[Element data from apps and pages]
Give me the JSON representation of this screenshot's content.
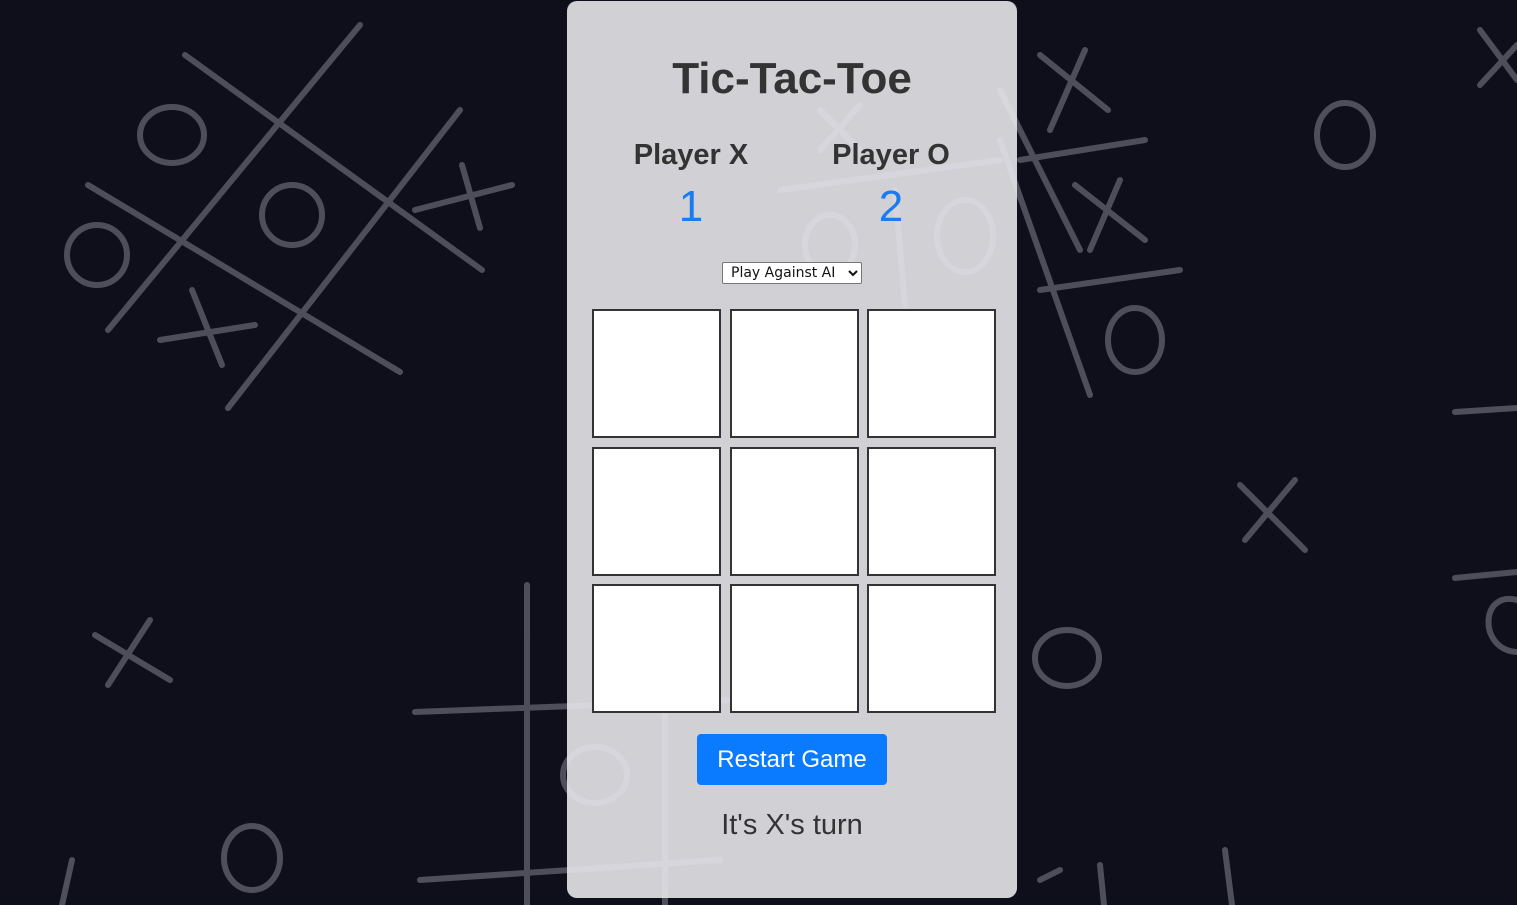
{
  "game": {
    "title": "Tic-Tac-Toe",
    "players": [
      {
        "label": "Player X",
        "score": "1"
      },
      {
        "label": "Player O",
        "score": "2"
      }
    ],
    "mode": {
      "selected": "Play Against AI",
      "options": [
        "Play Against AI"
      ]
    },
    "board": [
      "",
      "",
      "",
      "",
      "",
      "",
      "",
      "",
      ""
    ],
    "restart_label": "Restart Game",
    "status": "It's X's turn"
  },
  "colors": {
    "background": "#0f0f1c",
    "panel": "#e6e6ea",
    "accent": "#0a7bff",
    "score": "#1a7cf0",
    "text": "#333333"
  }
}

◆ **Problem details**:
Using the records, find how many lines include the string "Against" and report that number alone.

◆ **Expected answer**:
2